The continuing scandal in the Catholic Church has undoubtedly resulted in many leaving the Church. However, those who have left and those who are considering leaving should be aware that scandal is not new in the Church clergy. It has been with us since day one. Just think, one of the Twelve Apostles sold out the Savior. How big a scandal would that be today? I wonder why Judas sold out Jesus when any disciple or non-believer could have done so. Perhaps it was God’s way of letting us know that no one is above sin, even an apostle, or today a bishop, priest or layperson. Those who have left may find out that every church has its share of sinners and is not perfect. The second consideration of those who are considering leaving the Church is the Eucharist. If one really believes in the Real Presence of the Eucharist, how could one walk away from it? If the Eucharist is simply a symbol, then it’s probably no big deal to leave the Church. So my theory is that those who have left did not immerse themselves in the Eucharistic life of the Church. For me, I can’t abandon the Eucharist and won’t be driven out of the Church by these scandals. Warts and all, it’s still the Church founded by Jesus and yes, it’s full of sinners, myself included. And it’s good to remember that the vast majority of priests and bishops are good and faithful servants of God and us and they suffer from the scandal as well.  

— Robert L Eison, Huntsville, Ala.

Raising the alarm

I much appreciated your editorial on The New York Times’ fixation on negative news in the Catholic Church (“Scalp Hunting,” May 30). I agree entirely that The Times “is coming across as a little bit obsessed.”  

I also agree with your stated reasons why “virtually every legal system has a statute of limitations.” A number of courageous bishops have argued in opposition to retroactive application of revised civil statutes of limitations. Such revised statutes typically expose the Catholic Church to special liability while exempting public institutions. 

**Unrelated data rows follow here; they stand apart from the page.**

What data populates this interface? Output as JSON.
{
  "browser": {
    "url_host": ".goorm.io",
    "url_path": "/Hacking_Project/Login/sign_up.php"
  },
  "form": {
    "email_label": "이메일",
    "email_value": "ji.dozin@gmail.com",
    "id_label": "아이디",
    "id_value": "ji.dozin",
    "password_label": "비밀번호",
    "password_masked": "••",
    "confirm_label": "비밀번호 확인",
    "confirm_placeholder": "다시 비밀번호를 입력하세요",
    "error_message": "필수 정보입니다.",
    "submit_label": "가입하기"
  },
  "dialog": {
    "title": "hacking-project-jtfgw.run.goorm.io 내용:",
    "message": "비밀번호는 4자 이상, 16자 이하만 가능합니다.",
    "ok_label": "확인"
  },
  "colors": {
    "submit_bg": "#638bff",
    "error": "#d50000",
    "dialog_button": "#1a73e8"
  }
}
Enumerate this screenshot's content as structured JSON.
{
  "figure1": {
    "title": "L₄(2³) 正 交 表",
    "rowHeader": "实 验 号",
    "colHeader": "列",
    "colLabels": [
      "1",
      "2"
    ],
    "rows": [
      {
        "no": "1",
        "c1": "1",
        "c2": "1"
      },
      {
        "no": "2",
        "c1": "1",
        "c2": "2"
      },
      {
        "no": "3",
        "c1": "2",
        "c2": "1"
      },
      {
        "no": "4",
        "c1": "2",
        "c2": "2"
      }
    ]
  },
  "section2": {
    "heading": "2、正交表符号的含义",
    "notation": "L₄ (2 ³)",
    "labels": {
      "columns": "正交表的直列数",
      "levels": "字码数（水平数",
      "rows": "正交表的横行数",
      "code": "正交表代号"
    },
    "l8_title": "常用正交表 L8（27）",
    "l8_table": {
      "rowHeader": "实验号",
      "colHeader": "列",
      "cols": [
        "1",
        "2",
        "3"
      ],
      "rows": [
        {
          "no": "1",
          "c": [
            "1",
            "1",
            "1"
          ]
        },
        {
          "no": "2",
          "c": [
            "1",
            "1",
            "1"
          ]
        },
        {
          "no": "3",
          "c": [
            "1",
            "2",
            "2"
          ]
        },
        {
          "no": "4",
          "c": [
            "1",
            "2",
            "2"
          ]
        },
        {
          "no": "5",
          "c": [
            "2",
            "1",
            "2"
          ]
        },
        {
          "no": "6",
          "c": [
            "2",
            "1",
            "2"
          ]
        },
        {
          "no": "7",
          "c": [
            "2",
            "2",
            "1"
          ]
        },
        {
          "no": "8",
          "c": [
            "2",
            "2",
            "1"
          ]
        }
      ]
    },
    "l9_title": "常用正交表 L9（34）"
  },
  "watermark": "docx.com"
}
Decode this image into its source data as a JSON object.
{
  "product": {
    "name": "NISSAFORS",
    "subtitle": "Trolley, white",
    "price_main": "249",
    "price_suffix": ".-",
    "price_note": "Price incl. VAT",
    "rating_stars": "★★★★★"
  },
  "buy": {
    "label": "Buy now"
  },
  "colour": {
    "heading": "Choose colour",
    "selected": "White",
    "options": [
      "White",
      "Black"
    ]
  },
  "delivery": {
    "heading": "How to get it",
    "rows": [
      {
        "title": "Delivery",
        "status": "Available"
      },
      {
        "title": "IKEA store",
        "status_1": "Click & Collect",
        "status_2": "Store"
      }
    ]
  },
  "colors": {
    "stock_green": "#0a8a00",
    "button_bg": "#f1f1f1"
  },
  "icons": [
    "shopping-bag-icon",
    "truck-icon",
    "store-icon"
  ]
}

But I must raise the alarm here. As a body, American bishops lobbied the Holy See for retroactive extension of the time limits of prescription, the period of time in which a delict (a crime) exists and can be prosecuted under Church law.  

As an example of the egregious injustice such extensions have produced, a 74-year-old priest I know was subjected to a canonical trial in 2007 for an abuse complaint alleged to have occurred in 1972. The statute of limitations (prescription) expired under Church law for this delict in 1983. For the very reasons you set down in your fine editorial, this trial could not have been valid.

Many accused priests now face the possibility of forced laicization with no opportunity for defense or appeal because our bishops have embraced routine dispensation from the Church’s own statute of limitations. The bishops cannot argue this point from two directions. Some have defended this duplicity citing that the delicts involve criminal and not civil matters. This is so, but these men are also American citizens and the U.S. Constitution prohibits retroactive application of criminal laws as unconstitutional.  

Statutes of limitations exist in legal systems to promote justice, not hinder it. Our bishops cannot have it both ways on this issue.  

— Ryan Anthony MacDonald, Indianapolis, Ind.

Safety for prison guards 

I’m a longtime reader of OSV, and enjoy it very much. I appreciate that it is both orthodox yet balanced (neither slanted conservative nor liberal, either concerning the Church or politics). However, I felt that the cover story on prison reform was not as balanced as it should have been (“The Penitential Path,” In Focus, May 23). 

I am against the death penalty, both in principle and practice, and I agree that there are abusive prison guards and that there are, and should be, more efforts at rehabilitation, not just punitive measures. However, there is much emphasis on guard violence toward prisoners. But, it’s also very true that decent, hard-working prison guards are attacked, even murdered, by inmates. Also, while I think good behavior, on a case-by-case basis, should be a factor in determining parole for life-sentenced inmates, I believe that essentially they should work out their penance during their life term incarcerated, to protect potential future victims. 

— Tim Donovan, via email

'Cloistered' prisoners

Re “The Penitential Path” (In Focus, May 23). Having been in prison ministry for more than 20 years, it has been my experience that many of our converts come to the Church while in prison because of the Church’s love for all persons and its reverence and love for all of God’s creation. The Church extends the healing power of Christ’s forgiveness through the acceptance of these men and women no matter what they may have done in the past. When they are treated with respect, progress can be made.  

Make no mistake, these men and women are monks; they’re cloistered and live under a rule. It may not be a religious or monastic rule, but once we help them engage in a scheduled prayer life and Bible study, they can be on their way to holiness. Helping them initiate a daily pattern of prayer and Bible study stokes their faith and helps the healing to begin. 

— Deacon Ted Welsh, Madison, Tenn.